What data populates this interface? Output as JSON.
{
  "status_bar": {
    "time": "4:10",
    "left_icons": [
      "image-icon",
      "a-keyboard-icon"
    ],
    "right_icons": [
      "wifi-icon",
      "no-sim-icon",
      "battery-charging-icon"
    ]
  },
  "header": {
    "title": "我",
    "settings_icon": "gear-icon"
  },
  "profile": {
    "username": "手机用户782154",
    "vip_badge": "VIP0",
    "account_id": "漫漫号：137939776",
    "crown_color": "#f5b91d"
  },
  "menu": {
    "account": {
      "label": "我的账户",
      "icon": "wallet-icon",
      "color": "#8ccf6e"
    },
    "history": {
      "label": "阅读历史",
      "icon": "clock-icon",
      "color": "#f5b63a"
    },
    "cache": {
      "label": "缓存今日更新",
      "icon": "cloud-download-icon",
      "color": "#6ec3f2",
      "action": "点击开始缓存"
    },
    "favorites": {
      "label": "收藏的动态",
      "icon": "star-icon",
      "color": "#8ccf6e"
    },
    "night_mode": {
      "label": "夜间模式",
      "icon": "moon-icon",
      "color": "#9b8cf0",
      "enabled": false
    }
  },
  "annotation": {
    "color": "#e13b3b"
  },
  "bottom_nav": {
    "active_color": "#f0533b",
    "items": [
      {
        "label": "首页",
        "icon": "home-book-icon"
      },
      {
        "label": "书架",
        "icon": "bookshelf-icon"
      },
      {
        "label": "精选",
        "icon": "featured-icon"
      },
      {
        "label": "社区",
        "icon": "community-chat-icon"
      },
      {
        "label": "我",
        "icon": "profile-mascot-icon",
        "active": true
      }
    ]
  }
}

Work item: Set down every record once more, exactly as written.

Solution for this task:
What data populates this interface? Output as JSON.
{
  "status_bar": {
    "time": "4:10",
    "left_icons": [
      "image-icon",
      "a-keyboard-icon"
    ],
    "right_icons": [
      "wifi-icon",
      "no-sim-icon",
      "battery-charging-icon"
    ]
  },
  "header": {
    "title": "我",
    "settings_icon": "gear-icon"
  },
  "profile": {
    "username": "手机用户782154",
    "vip_badge": "VIP0",
    "account_id": "漫漫号：137939776",
    "crown_color": "#f5b91d"
  },
  "menu": {
    "account": {
      "label": "我的账户",
      "icon": "wallet-icon",
      "color": "#8ccf6e"
    },
    "history": {
      "label": "阅读历史",
      "icon": "clock-icon",
      "color": "#f5b63a"
    },
    "cache": {
      "label": "缓存今日更新",
      "icon": "cloud-download-icon",
      "color": "#6ec3f2",
      "action": "点击开始缓存"
    },
    "favorites": {
      "label": "收藏的动态",
      "icon": "star-icon",
      "color": "#8ccf6e"
    },
    "night_mode": {
      "label": "夜间模式",
      "icon": "moon-icon",
      "color": "#9b8cf0",
      "enabled": false
    }
  },
  "annotation": {
    "color": "#e13b3b"
  },
  "bottom_nav": {
    "active_color": "#f0533b",
    "items": [
      {
        "label": "首页",
        "icon": "home-book-icon"
      },
      {
        "label": "书架",
        "icon": "bookshelf-icon"
      },
      {
        "label": "精选",
        "icon": "featured-icon"
      },
      {
        "label": "社区",
        "icon": "community-chat-icon"
      },
      {
        "label": "我",
        "icon": "profile-mascot-icon",
        "active": true
      }
    ]
  }
}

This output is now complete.